This task was harder than I thought. The first day I chose to eat yogurt for breakfast, and drank a glass of water, which I normally do. But once lunchtime rolled around and all I had to eat was Ramen Noodles, it began to sink in. I was still hungry after that meal, and dinner was far away. After breakfast and lunch I had already spent $1.74. I wanted to eat a snack but they were almost more expensive than a dinner meal. For dinner I chose to eat a microwavable meal of cheesy rice and chicken.  The total cost of my meal that day was $2.93. By the end of that day I realized I could spend more, but by the time I pay for a product plus tax I would be over budget.

That next morning I woke up pretty hungry. I woke up and had my everyday yogurt for breakfast and went on with my day. By 11 a.m. I was ready for a big home cooked lunch but had to stick to the challenge by eating a bowl of the discounted chicken noodle soup, which I could have ate 10 more cans of! By this time I was getting grumpy because I was hungry and just annoying the person sitting next to me in class because my stomach was grumbling. I was realizing the struggle that many have to go through on daily basis.

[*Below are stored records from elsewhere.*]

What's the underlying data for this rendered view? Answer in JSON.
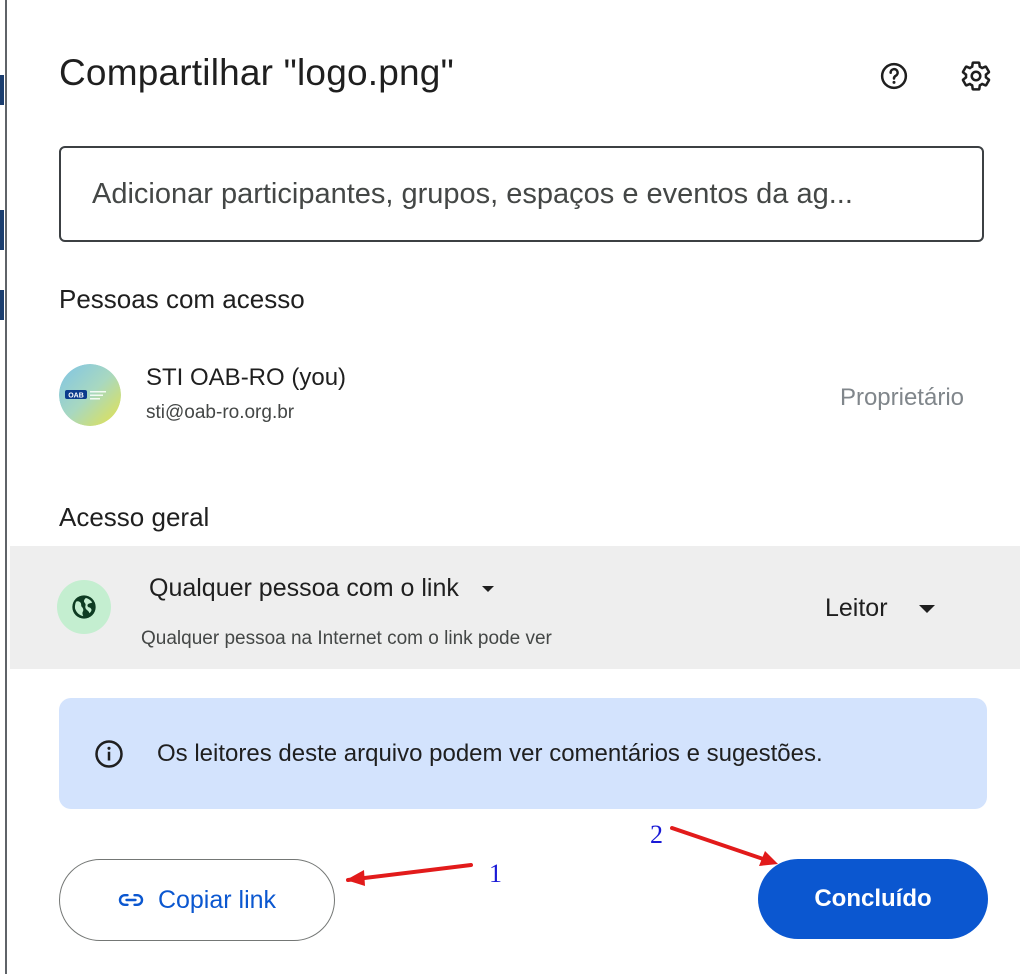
{
  "dialog": {
    "title": "Compartilhar \"logo.png\"",
    "help_icon": "help-circle-icon",
    "settings_icon": "gear-icon"
  },
  "search": {
    "placeholder": "Adicionar participantes, grupos, espaços e eventos da ag..."
  },
  "people_section": {
    "heading": "Pessoas com acesso",
    "people": [
      {
        "name": "STI OAB-RO (you)",
        "email": "sti@oab-ro.org.br",
        "role": "Proprietário",
        "avatar_text": "OAB"
      }
    ]
  },
  "general_access": {
    "heading": "Acesso geral",
    "type_label": "Qualquer pessoa com o link",
    "description": "Qualquer pessoa na Internet com o link pode ver",
    "role_label": "Leitor",
    "icon": "globe-icon"
  },
  "info_banner": {
    "icon": "info-icon",
    "text": "Os leitores deste arquivo podem ver comentários e sugestões."
  },
  "actions": {
    "copy_link_label": "Copiar link",
    "copy_link_icon": "link-icon",
    "done_label": "Concluído"
  },
  "annotations": {
    "label_1": "1",
    "label_2": "2",
    "arrow_color": "#e21b1b",
    "number_color": "#1a1ad6"
  },
  "colors": {
    "primary": "#0b57d0",
    "banner_bg": "#d3e3fd",
    "access_row_bg": "#eeeeee",
    "globe_bg": "#c4eed0"
  }
}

It was so distracting because all I could think about was my hunger. Finally dinner rolled around, and I was able to have a little bit of meat in my system. I had a microwavable chicken potpie and a glass of water, finishing the day with only spending $3.37.

After doing this challenge, it was a wake up call. The meals I was eating were neither nutritious nor fresh. It was hard to imagine that many of all ages have to eat this way constantly and some may run out of food before they can receive more for the next month. I also couldn’t imagine the stress of living this way; not only does a person have to worry about managing their money on food but also other expenses life throws their way like rent, medical issues, car payment, gas, etc.

I decided I wanted to do a little research into food insecurity in my area. I  realized that there are many misinterpretations of hunger. When I think of hunger, I think of the sad commercials that are  shown on TV of the starving children playing in a dirty environment. But I was wrong! Hunger happens to families that are just like mine! I found that 70% of SNAP participants consist of families with children or ones with disabilities or have an elder person living in the household. Not only that, but many people that use the program have jobs and are making an income.

 

Next, I wanted to look into what is happening in my area to help with this big issue! I found that there are shelters and facilities in West Lafayette that help with these issues like Lafayette Transitional Housing. I also found that the Indianapolis Colts are partnered with Indiana farmers through Indiana Soybean Alliance and Indiana Corn Marketing Council doing a project called “Tackling Hunger.” For every tackle that Cory Redding and the Colts defense makes this season, the Colts and Indiana farmers make a donation to Kids Against Hunger of Central Indiana. How cool is that?!

So what is happening in your area to end hunger?